Trenton is flat broke. The city is looking at a significant budget deficit and the administration has asked all departments to cut their budgets by 10%.
But when is the administration going to tighten its fiscal belt?
We talk about maybe having to charge to use city pools next summer; furloughing police dogs; and possibly closing libraries. But there is never a mention of the administration cutting back on its expenditures.
For instance, this item from Thursday’s council docket:
5lr - RESOLUTION AUTHORIZING THE AWARD OF A CONTRACT THROUGH A FAIR AND OPEN PROCESS IN ACCORDANCE WITH N.J.S.A. 19:44A-20.5 ET. SEQ. TO JOSEPH A. ALACQUA, ESQUIRE, 112 JOHNSON ROAD, TURNERSVILLE, NEW JERSEY 08012 TO PROVIDE PROFESSIONAL LEGAL SERVICES REGARDING MUNICIPAL LAW. (In an amount not to exceed $95,000)
For those who haven’t been following this, Mr. Alacqua serves as “special counsel” to the city, providing legal advice and guidance. Mr. Alacqua is in attendance at most City Council meetings as is the City Attorney, Ms. Denise Lyles.
Why, you might reasonably ask, do we need a “special counsel” at $95,000 per year when we have a City Attorney and legal staff who is already on the city payroll and who are city residents?
Blogger Greg Forester has addressed this several times, most recently here. As he points out, Mr. Alacqua is not the only attorney handling legal work for the city via special services contract. Just look at the hundreds of thousands of dollars spent with outside law firms to fight the Santiago residency case…tax dollars spent to argue both sides of the case!!!!
(Note: as this is written, word is coming in that the judges ruled 3-0 against the former police director).

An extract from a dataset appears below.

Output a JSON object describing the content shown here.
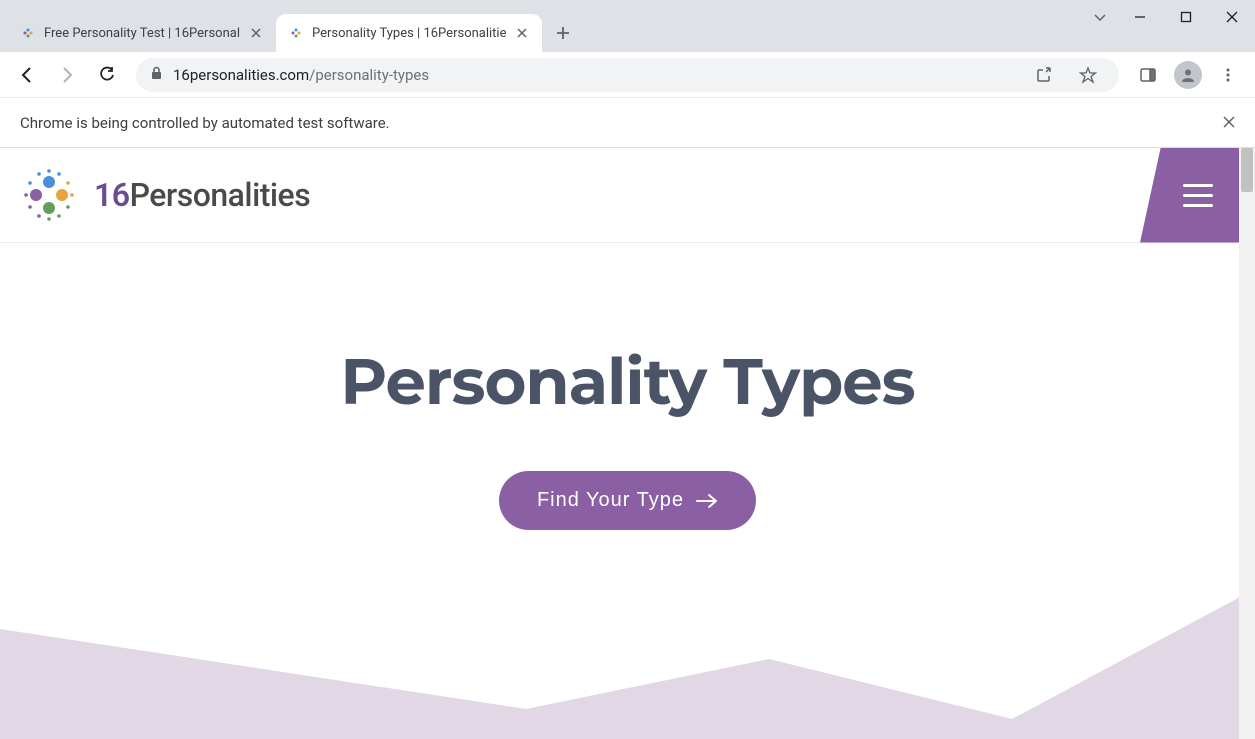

Now what if we took some of that money going outside the city for special services contracts and put it into keeping our library’s open (read the Times article on this).
Or what if we applied that money to the recreation department budget so the parks can be better maintained?

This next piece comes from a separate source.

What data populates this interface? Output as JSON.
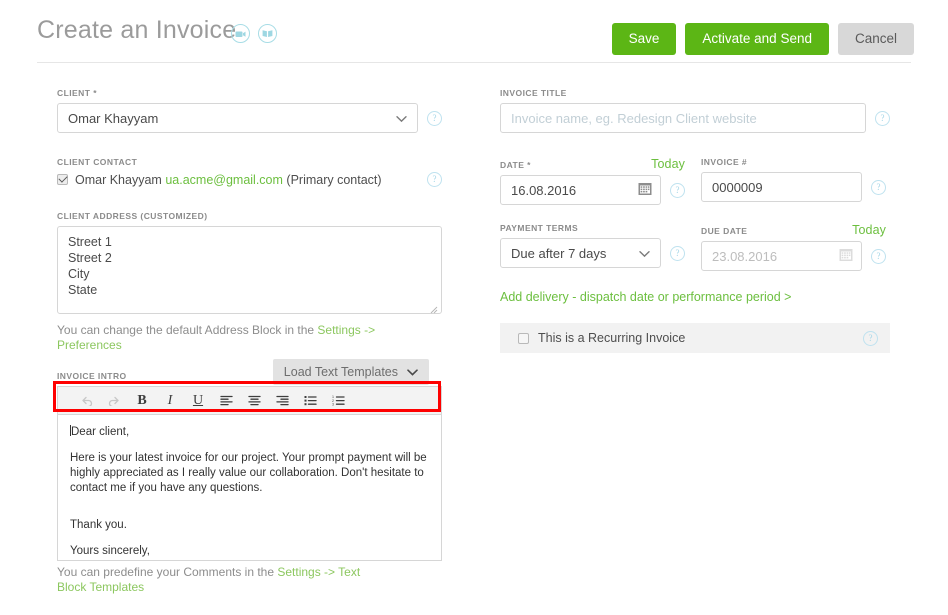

You get the point. How far could we go cutting the administration’s expenditures before we need to reduce city services in order to balance the budget? Shouldn’t we be looking there first?
We at the stoop join in Chrissie’s call for city council to vote “no” for this expenditure. Let’s hope the thinking members of city council choose to vote against resolution 5 lr and start us on the road to real fiscal responsibility.
As a bonus…let’s stop hitting up corporations for sponsorships of the failing Heritage Days and the alleged Trenton “Jazz Festival” and instead put that money to work keeping our libraries open. At least until we get a new, higher functioning library board that finds ways to augment the city’s contribution to it’s operating expenses.